Adult Education Council of Greater Chicago records, 1928-1975
- TitleAdult Education Council of Greater Chicago records MSAECC75
- PublisherSpecial Collections
- RepositorySpecial Collections
- Physical Description9.0 Linear feet
- AbstractThe Adult Education Council of Greater Chicago was established in 1924 and incorporated in 1925 as the Chicago Forum Council. The purpose was "to promote understanding and good will by bringing people of different groups into friendly association with each other for discussion of problems related to the public welfare." The collection contains annual reports, brochures, constitution and by-laws, correspondence, auditors' examination of records, minutes, programs from musical events, clippings, photographs, scrapbooks, and published materials.
- OriginationAdult Education Council of Greater Chicago.

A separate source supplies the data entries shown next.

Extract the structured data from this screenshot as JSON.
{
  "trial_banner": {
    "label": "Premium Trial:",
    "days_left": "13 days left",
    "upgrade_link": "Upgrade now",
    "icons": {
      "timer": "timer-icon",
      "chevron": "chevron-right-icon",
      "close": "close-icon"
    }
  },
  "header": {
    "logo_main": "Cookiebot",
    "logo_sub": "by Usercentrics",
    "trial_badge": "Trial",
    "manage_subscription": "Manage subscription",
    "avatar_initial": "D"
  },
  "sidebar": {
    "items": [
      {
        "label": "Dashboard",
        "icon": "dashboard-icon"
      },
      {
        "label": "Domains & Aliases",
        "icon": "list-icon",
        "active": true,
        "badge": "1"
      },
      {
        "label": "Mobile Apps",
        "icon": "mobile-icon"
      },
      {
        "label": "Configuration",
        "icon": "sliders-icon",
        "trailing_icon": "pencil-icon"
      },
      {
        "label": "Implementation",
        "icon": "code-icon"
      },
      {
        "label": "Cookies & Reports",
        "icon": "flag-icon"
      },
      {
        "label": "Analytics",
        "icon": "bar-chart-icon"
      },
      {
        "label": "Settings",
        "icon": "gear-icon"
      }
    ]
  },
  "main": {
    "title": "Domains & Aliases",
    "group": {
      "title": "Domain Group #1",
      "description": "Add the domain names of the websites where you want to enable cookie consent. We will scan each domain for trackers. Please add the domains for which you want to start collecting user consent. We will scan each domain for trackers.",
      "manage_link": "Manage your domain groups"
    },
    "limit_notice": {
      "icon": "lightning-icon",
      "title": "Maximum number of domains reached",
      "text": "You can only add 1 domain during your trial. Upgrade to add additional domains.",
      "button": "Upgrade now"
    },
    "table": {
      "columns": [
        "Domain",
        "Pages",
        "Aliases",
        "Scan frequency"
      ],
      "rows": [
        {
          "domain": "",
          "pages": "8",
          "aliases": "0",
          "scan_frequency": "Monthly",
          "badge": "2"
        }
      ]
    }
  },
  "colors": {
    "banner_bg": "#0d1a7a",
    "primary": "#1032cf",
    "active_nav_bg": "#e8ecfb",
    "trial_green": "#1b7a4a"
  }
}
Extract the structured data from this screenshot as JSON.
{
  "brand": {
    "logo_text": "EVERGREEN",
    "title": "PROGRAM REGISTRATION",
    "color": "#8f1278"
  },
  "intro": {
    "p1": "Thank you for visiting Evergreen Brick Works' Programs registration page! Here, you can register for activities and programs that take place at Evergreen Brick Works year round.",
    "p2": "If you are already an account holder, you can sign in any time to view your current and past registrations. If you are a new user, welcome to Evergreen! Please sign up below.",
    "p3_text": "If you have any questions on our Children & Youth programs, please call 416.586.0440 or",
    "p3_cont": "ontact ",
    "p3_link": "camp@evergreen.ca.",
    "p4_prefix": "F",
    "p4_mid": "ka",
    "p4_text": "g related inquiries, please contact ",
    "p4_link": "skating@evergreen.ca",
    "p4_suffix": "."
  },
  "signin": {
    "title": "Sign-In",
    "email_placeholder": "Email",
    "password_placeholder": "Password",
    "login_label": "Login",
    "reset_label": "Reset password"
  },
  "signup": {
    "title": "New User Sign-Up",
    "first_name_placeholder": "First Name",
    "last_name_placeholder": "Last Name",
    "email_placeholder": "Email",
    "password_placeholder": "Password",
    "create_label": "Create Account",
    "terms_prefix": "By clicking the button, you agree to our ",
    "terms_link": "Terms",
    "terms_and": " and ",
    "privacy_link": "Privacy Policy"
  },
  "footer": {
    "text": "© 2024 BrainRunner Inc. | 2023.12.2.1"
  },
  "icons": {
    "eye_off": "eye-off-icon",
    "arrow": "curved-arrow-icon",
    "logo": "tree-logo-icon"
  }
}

The Adult Education Council of Greater Chicago was established in 1924 and incorporated in 1925 as the Chicago Forum Council. The purpose was "to promote understanding and good will by bringing people of different groups into friendly association with each other for discussion of problems related to the public welfare," (footnote to Auditor's report, 1926, folder 17). The organization sponsored forums in Chicago and brought in speakers to debate issues of the day. The initial advisory committee included such well-known Chicago reformers as Jane Addams, Preston Bradley, and Harriet Vittum.
In 1927, the Forum Council began the publication of Educational Events in Chicago, a monthly listing of educational activities for adults. That same year, a group of educators founded the Chicago Adult Education Conference. It was to be an organization for professionals that would focus on adult education from a practitioner's point of view. By 1929, the functions of the two organizations were similar enough that the boards of directors decided to merge. In August of that year, they announced the creation of the Adult Education Council of Greater Chicago (AEC). In October 1931, it was reorganized as a federation of agencies that offered or supported adult education programs.
The AEC continued to sponsor forums and publicize educational events. With a new emphasis on professionalism, it offered specialized conferences on the practices of adult education. In 1936, the organization expanded into cultural activities, creating the Musical Arts Piano and Songs cycles at Orchestra Hall. The low cost concerts were offered until 1948, when Allied Arts Corporation took them over.
In 1948, the AEC began to have problems. Declining attendance at the piano series had left it in debt and the resignation of Ralph McCallister, the executive director, left it without supervision. The Board of Directors decided to economize by limiting the size of the paid staff and the scope of the activities. By 1953, the Community Fund had withdrawn support because the lack of an executive director had resulted in a disintegrating program.
In 1956, the Board of Directors hired a new executive director, Robert Ahrens. One of the first activities planned under his direction was George Bernard Shaw Day, July 26, 1956 to honor the centennial of Shaw's birth. It received national publicity for the AEC and resulted in an increase in donations and membership. This convinced the Board of Directors to sponsor an annual special event. As part of Ahrens' efforts to revitalize the organization, be began publication of a newsletter in 1957, and in 1958, the AEC took over publication of the Chicago Exhibitions Calendar (Chicago Arts Calendar after 1962) from the Art Institute of Chicago. In 1960, reflecting the growing diversity of its membership and programs, the AEC began to create a series of assemblies which related to specific interest areas. The first was the Arts Assembly, which was to become an independent organization but remained a part of the AEC.
In 1962, Ahrens resigned and was replaced as executive director by Esther Frain. Her years with the organization were marked by increasing financial difficulties. Although the AEC was able to continue to sponsor its successful program, rising costs often exceeded income. With no outside funding, special events could not compensate for the deficit. Income from the College Booklet and Speakers Bureau dropped as colleges faced declining enrollment and low budgets. Fain served for two years as a volunteer, but finally the Board of Directors agreed to dissolve and the organization closed on November 21, 1975.
Originally, the AEC was funded by contributions, but within its first year it had build up a list of lecturers from the forums and used it to establish a speakers bureau. By 1929, income from the speakers bureau accounted for half the year's income. It became both a major service activity and a source of funding for the organization. In 1936, the Adult Education Council began to publish the College Booklet, a listing of small colleges in the Midwest which was distributed free to high school students in the Chicago area. Colleges paid to be included, and since printing costs were low, the booklet became a major source of income.
The collection contains annual reports, brochures, constitution and by-laws, correspondence, auditors' examination of records, minutes, programs from musical events, clippings, photographs, scrapbooks, and published materials. The records document the history of the Adult Education Council from 1928 to 1975.
Adult Education Council of Greater Chicago records, Special Collections and University Archives, University of Illinois at Chicago
- Adult Education Council of Greater Chicago. -- Archives
- Hull-House (Chicago, Ill.).
- Adult education.
- Chicago Community Organizations.
- Geographic CoverageIllinois--Chicago.